Co-penned by Rodriguez (“Nightfall in India,” “The Railroad All Stars”) and Vargas, project has just won a Gabriel Figueroa Film Fund award for Mexican projects in development stage at the 3rd Los Cabos International Film Festival.

Set in the early ’80s in the GuatemalaN village of Rio Negro, during the country’s ghastly civil war, “Seven Hours” turns on the last days that a small boy, called Jesus Tecu Osorio, lived as “adopted son” in the house of one of the men who killed his family and another 177 women and children.

In wrenching detail, “Seven hours” records Jesus lying on his stomach, listening to the cries of women who are raped then murdered and hearing Guatemalan soldiers’ boots getting close,, in search of more victims.

“The film is inspired by true events but the story has grown by itself. It will be a pure drama with film references from ‘El violin,’ Carlos Reygadas’ ‘Silent Light’ and the Dardenne brothers, especially from ‘The Child,’” said Chema Rodriguez.

Pic aims to shoot in Guatemala’s Cuchumatanes Highlands from April-May, and would be ready for delivery by the fall, said producer Jose Nolla.

“We have to design a shooting schedule with enormous flexibility because we plan to shoot in rainy season, giving the story the drama we seek,” Nolla said.

Film is structured as a Spain-Mexico-France co-production, with Chema Rodriguez’s Madrid-based shingle Producciones Sin Un Duro and Iconica as the Spanish partners; Francisco Vargas participates via his Mexico-based outfit Camara Carnal Films.

Jerome Vidal’s prodco Noodles took a minority co-production stake in “Seven Hours” after the project was pitched to an upbeat reception in June at Paris’ Small is Biutiful showcase.

A regular partner on recent Spanish co-productions, Noodles has already teamed with Iconica on Argentine Alejo Flah’s romantic comedy “Easy Sex, Sad Movies” and Javier Rebollo’s award-winning road movie “Death and Being Happy.”

Backed by Spanish film institute ICAA and the Ibermedia fund, “Seven Hours” has just completed script stage. The casting process is scheduled to kick off in February.

“This is a film with very little dialogue that progresses through action. Its silence will serve to highlight the tension caused by fear,” Chema Rodriguez said.

“There are some ancestral, non-verbal codes we want to preserve that will be part of the strength of the film. In this sense, the silences are essential. People talk a little but says a lot,” Nolla added.

After being chosen for San Sebastian Film Festival’s Europe-Latin American Co-production Forum in September, “Seven Hours” was invited to December’s Ventana Sur, where producers aim to close a deal with an international sales agent.

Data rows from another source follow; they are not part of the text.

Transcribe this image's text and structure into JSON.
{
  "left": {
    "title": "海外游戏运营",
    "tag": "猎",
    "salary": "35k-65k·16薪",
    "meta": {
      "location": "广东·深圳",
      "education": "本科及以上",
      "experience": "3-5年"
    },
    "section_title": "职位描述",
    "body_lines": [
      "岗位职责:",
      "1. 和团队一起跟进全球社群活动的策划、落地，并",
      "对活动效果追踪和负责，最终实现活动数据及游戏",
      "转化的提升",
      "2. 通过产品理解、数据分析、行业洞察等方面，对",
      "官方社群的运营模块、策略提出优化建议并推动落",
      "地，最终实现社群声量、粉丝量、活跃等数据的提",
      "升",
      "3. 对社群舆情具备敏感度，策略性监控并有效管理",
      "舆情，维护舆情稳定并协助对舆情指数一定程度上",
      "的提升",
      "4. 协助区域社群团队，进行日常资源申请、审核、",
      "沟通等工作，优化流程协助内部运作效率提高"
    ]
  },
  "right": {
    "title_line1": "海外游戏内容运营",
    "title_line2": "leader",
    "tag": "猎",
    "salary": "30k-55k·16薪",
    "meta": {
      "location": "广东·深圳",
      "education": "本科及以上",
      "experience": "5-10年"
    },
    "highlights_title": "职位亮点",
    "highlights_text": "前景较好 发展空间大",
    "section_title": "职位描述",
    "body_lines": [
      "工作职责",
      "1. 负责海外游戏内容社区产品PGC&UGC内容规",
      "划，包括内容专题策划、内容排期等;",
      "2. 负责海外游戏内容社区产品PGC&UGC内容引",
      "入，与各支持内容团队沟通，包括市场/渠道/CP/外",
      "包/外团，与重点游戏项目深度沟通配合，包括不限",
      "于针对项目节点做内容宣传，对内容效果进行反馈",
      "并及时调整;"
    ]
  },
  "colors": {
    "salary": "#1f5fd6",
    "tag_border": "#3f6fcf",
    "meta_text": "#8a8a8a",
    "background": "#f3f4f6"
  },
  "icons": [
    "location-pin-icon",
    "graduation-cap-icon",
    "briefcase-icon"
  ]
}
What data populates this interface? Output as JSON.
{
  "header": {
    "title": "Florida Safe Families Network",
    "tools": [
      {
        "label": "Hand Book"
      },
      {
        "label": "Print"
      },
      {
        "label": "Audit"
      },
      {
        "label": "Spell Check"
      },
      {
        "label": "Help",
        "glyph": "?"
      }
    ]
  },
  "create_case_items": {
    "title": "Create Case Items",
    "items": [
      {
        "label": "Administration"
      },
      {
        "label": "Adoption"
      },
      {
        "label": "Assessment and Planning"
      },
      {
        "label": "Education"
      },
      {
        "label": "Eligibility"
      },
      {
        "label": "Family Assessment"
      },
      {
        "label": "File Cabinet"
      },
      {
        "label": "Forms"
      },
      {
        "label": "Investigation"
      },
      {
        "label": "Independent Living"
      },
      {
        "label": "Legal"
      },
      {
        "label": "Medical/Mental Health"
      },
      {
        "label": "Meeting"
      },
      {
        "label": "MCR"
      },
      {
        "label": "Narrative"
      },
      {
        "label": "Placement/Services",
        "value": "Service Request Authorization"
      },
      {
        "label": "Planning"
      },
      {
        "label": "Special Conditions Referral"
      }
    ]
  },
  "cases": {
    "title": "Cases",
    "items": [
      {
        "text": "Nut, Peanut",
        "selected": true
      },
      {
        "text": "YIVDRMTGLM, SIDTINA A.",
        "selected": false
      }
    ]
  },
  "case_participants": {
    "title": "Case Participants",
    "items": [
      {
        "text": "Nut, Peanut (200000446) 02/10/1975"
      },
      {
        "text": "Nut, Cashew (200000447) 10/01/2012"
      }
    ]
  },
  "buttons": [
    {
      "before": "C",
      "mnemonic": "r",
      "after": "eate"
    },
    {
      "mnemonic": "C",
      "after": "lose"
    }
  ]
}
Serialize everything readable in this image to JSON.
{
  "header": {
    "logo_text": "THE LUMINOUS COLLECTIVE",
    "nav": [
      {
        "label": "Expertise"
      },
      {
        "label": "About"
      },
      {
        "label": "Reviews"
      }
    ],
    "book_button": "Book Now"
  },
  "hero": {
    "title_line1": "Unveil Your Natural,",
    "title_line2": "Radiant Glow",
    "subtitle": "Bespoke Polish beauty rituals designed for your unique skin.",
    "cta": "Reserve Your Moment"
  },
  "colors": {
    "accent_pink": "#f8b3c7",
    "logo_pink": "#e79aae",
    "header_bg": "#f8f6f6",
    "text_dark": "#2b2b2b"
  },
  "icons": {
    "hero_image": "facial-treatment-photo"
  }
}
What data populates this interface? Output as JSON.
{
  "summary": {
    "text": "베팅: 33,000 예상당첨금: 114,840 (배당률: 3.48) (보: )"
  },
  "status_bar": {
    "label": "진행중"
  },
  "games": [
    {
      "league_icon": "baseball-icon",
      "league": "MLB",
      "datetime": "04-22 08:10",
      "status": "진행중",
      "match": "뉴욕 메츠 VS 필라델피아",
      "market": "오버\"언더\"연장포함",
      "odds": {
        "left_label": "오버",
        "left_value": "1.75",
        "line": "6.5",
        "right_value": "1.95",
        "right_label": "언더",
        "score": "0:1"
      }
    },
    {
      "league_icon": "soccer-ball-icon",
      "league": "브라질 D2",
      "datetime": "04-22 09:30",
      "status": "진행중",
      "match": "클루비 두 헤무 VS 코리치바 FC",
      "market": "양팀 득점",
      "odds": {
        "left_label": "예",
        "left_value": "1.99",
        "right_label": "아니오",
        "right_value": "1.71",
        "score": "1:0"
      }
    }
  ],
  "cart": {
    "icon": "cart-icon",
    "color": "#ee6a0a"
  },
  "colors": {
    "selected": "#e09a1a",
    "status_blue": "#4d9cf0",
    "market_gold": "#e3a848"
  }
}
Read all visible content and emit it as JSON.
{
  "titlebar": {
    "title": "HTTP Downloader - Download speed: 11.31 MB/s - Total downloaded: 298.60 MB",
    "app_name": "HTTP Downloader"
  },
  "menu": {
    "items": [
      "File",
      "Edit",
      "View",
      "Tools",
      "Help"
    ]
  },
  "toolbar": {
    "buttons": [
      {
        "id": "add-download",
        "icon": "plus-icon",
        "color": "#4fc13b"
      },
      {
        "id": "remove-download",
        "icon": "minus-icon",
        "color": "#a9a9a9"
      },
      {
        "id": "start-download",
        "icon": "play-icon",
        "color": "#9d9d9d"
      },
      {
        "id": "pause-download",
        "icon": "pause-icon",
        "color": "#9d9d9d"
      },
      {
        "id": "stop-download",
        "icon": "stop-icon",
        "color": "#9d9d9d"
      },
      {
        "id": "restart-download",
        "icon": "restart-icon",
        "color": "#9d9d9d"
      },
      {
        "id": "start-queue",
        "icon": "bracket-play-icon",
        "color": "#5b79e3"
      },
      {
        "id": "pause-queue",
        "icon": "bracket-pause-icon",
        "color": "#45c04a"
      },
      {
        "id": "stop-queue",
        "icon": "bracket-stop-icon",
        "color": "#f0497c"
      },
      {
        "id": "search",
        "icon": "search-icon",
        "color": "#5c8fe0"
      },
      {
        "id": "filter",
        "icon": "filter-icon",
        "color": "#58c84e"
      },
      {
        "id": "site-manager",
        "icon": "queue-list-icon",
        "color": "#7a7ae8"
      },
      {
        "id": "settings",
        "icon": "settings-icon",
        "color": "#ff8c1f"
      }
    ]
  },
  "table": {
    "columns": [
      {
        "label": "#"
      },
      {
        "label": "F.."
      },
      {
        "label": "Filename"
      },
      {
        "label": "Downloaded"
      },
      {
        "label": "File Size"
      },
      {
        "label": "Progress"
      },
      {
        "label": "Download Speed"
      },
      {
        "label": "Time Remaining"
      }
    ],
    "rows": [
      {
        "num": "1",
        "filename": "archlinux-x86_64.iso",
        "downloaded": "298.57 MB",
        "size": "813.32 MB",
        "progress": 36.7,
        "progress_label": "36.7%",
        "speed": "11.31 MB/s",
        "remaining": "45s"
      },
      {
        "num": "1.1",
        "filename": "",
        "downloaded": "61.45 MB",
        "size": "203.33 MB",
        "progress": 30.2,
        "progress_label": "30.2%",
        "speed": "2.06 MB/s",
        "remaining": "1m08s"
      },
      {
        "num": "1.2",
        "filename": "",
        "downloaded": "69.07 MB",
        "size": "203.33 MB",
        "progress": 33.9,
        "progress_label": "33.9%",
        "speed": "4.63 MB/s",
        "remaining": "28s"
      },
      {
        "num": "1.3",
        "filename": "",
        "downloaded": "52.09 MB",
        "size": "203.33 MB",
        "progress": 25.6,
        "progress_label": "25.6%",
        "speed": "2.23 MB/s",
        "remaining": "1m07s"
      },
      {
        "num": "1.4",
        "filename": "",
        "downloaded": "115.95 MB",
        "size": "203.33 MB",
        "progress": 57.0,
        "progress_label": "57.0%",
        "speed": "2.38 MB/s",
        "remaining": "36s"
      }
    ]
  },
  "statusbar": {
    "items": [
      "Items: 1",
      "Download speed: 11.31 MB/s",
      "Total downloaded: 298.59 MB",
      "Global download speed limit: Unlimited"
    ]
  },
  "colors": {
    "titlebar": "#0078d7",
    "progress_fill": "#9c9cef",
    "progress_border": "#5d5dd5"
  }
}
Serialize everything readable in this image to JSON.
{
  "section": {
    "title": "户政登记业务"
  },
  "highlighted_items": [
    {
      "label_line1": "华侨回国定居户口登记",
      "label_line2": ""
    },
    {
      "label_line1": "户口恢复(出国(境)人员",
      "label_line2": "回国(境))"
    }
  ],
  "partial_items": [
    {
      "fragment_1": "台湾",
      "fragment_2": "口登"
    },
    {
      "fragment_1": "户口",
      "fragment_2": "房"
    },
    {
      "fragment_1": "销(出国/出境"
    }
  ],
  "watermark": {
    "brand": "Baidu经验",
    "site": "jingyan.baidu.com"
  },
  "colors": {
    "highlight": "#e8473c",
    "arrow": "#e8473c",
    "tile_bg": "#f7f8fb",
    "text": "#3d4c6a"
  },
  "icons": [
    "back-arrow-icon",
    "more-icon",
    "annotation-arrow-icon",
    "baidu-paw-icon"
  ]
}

Project is currently participating at the eQuinoxe Europe International Screenwriters’ Workshop 2014 in Munich, Germany.